Harry Bridges sculpture unveiled

US longshore workers, members of the ILWU, today pay tribute to the two union brothers, the ILWU's first martyrs, who were the first to give their lives in the Strike of 1934, with the unveiling of a sculpture of Harry Bridges.

It is the 75th anniversary of the deaths of Richard 'Dickie' Parker and John Miles Knudsen.

To commemorate the event, locals 13, 63, 94 and the Southern California Pensioners Group decided to organize a march and memorial service.

The three mile march will begin at the Harry Bridges Boulevard in Wilmington and conclude with a 12:00 p.m. memorial at the Longshore Memorialin San Pedro.

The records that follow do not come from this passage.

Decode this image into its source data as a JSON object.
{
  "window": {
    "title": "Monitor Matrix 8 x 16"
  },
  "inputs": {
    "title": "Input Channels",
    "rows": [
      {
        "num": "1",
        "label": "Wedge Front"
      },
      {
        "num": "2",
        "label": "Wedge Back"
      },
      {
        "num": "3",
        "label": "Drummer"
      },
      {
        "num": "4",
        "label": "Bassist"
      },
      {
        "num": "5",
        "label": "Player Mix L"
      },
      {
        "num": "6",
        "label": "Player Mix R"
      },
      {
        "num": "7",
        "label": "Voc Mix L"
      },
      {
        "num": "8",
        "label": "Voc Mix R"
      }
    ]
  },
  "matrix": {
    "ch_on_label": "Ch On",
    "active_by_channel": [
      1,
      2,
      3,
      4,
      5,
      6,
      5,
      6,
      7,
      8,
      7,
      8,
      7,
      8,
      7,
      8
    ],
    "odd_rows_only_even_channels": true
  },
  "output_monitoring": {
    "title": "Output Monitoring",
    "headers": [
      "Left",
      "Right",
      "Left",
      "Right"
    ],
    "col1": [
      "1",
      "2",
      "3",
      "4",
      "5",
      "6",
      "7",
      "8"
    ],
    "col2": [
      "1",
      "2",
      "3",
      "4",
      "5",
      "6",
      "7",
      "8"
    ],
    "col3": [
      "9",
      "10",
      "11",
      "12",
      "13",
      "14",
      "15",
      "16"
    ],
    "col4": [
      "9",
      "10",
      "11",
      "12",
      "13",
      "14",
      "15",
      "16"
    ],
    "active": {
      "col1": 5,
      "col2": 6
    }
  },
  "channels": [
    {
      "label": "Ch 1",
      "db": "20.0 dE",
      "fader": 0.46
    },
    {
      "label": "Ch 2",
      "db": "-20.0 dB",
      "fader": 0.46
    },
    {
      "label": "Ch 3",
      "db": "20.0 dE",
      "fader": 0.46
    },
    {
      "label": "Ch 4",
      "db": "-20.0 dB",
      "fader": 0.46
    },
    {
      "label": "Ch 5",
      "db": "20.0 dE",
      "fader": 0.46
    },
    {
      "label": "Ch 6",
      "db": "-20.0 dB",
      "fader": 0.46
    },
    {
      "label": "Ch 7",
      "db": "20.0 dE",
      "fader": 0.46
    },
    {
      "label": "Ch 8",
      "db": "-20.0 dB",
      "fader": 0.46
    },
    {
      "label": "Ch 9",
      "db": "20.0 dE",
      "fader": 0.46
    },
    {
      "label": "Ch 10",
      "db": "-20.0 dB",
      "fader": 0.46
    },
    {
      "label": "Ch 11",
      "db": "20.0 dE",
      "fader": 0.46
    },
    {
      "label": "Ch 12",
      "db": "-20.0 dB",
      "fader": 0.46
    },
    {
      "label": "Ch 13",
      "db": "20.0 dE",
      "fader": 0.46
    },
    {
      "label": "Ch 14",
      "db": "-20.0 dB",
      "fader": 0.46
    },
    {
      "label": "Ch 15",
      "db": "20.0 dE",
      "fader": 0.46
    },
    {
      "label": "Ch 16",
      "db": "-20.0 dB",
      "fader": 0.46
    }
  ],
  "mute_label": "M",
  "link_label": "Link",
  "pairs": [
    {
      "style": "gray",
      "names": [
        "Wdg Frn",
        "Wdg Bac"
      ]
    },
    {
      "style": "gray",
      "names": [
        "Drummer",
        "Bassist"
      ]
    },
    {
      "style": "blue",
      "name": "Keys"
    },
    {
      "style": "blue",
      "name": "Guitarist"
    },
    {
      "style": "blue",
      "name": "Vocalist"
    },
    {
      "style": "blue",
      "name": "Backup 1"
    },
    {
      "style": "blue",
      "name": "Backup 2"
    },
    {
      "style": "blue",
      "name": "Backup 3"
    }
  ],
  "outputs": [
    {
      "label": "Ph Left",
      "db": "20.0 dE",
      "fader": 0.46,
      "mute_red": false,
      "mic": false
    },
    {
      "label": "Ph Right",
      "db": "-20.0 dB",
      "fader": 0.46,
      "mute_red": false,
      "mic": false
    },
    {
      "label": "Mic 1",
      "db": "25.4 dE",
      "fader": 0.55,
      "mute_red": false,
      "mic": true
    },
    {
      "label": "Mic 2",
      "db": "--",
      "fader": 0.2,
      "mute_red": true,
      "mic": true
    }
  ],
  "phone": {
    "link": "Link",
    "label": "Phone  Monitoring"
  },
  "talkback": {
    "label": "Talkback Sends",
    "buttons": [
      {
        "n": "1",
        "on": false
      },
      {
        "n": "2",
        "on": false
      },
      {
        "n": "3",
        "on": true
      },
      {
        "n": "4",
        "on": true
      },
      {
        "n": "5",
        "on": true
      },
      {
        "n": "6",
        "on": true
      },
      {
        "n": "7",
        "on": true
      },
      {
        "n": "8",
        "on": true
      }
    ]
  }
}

The highlight of this year's event will be the unveiling of a bronze bust of Harry Bridges, sculpted by the renowned artists Eugene Daub and Rob Firmin of San Pedro and Emeryville, California.

Harry Bridges was the legendary founder of the ILWU, an Australian seafarer who jumped ship in San Francisco in the twenties, joined the waterfront and founded the ILWU after bitter struggle culminating in police firing on workers on July 5, 1934, Bloody Thursday.

Dave Schliebs, MUA Victoria Branch deputy secretary, will be representing the union and reporting on the march on his return.

Hundreds of participants are expected to attend the event, which will commemorate the sacrifices made in 1934, and pay tribute to all longshore workers who have lost their lives while working in ILWU ports.

Further celebrations will be held in San Francisco in July.